Albert Einstein said 'Imagination is more important than knowledge' and he was spot on, especially when it comes to a child's play. It might be tempting to think imagination equates to worthless or frivolous time wasting but it's an essential tool that your child uses to learn about her world today and as adults.
While it might be easier for you to see what your child is learning when they complete a jigsaw puzzle or read a book, imaginative play promotes a huge range of developmental skills across all ages. These include:
There is one important proviso in imaginative play, regardless of age - that is both boys and girls should engage in lots of healthy imaginative play which is not gender specific.
That is - boys should be given the opportunity to play with dolls, just as girls should be allowed to participate in 'rough and tumble' imaginative play. This will ensure their skills are well balanced.
Most of your child's play will be very functional rather than imaginative. Your child will use a toy or object in the way it is meant to be used, for example, posting a shape into a shape sorter toy.
However, start laying the foundations for imaginative play by introducing non-structured play such as singing songs or nursery rhymes, enjoying moving to music freely and playing peek-a-boo.
Imaginative play is about to begin. Your child's understanding of the real world will allow her to try simple role-play activities and her language will be extended as she 'chats' to her doll or teddy.
It's important you support her play by using positive responses to her chatting. Resist the urge to tell her her 'chat' is silly. Allow her to imagine (for example) that worms can fly planes and horses can drive cars.
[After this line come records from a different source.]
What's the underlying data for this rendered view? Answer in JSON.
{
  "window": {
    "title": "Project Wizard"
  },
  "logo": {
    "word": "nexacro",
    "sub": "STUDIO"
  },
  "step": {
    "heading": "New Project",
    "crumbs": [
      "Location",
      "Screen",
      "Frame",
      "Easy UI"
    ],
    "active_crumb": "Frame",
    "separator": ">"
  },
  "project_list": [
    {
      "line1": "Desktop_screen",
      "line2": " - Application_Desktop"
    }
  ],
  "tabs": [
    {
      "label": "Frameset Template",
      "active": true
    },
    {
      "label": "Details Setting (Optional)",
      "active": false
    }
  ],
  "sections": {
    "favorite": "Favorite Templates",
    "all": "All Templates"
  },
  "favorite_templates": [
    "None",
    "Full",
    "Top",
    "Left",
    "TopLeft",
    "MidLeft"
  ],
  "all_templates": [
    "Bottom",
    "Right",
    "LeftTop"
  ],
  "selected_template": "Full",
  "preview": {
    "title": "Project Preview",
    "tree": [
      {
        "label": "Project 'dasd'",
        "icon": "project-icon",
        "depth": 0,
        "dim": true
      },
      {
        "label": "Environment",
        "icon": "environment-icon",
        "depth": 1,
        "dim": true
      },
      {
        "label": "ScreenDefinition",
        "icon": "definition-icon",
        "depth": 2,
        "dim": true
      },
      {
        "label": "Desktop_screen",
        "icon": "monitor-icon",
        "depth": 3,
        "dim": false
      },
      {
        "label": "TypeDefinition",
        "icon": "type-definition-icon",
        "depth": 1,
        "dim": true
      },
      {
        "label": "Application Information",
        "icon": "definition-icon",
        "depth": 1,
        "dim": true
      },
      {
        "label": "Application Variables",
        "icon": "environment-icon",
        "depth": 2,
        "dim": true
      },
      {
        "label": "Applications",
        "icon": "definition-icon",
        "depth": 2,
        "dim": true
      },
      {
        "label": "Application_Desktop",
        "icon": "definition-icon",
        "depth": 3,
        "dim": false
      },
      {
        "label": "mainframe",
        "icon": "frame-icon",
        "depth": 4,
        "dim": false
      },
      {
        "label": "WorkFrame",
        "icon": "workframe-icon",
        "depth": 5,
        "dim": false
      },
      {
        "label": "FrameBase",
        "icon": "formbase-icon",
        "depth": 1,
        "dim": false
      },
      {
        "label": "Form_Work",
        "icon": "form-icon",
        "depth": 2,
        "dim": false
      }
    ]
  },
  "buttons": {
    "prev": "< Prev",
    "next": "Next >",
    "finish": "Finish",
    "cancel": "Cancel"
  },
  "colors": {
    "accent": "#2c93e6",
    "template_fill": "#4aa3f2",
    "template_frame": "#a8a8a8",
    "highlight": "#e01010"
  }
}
Continue to encourage her dancing and singing songs, so your child can begin exploring her emotions . It's also important to provide plenty of opportunities for 'open ended' play, such as sand and water play, painting and playdough.
Your child's imagination will really be unleashed. She'll begin to imitate the daily tasks she sees you involved in, such as cooking and cleaning and she'll also be interested in 'home corner' style play, such as 'being' mummy or daddy.
It doesn't matter which gender role your child decides to follow in their play - it's important she is experiencing another person's role and starting to understand what that may involve. This sort of play also encourages her fine motor skill development during dress ups and hosting a 'tea party'.
Dig through your wardrobe and find some fun dress up clothes such as old hats, shoes and shirts. Dress up play will allow your child to extend her role play and as a result enhance her language skills. As her imagination blooms and she explores dress ups, she'll also be developing her fine motor skills, doing up buttons and zips etc.
Their imaginative play will be enhanced by the first stage of symbolic play. This is simply your child's ability to pretend that one thing is something else.
For example, a wooden block may become a motor bike riding down the road - even though your child is sitting still and only has a block. At around four years, her symbolic play will develop - so that your child won't even need the physical prop to sustain her imaginative play.
Now your child will use her imaginative play to express her feelings and emotions about her everyday life. She'll also explore making her world just as she would like it to be for real.
This is very helpful for children who may be going through a difficult period in their life or experiencing some sort of trauma (eg. separation of parents, or illness). You'll learn a lot about how your child feels about her life by quietly watching her play from a distance.
During this stage, your child may also start to use half-truths in her story making or imaginative play. This is an important development, as it is the first step for your child to learn about the difference between true stories and imaginative stories.
Finally, you'll notice her developing sense of humour. All her imaginative experiences of the past years will help her to laugh about all sorts of funny and 'silly' things - and a sense of humour is vital for her adult life!
Your child's imaginative play will take on a distinct social aspect. She'll be using her imagination to learn about social rules, turn taking, sharing and role changes. Towards seven years of age you'll also see your child's imagination will begin to let her understand and accept that people can have different perception of what a role is.
During this stage, the second phase of symbolic play becomes apparent - which means she will not need to rely on a physical prop for her play. However, she will enjoy playing with cubby houses, puppets, dress ups and making her own creations using large boxes or various arts and crafts materials.
Encourage her extended role play activities like setting up a shop, but don't try and fit her play into what you as an adult perceives as what 'normally happens' in a shop. It's important she uses her own imagination and at the same time she'll be developing her writing, memory skills and self help skills.
Source: © Einsteinz Toy Box (Reprinted with permission of Pru Quinlan)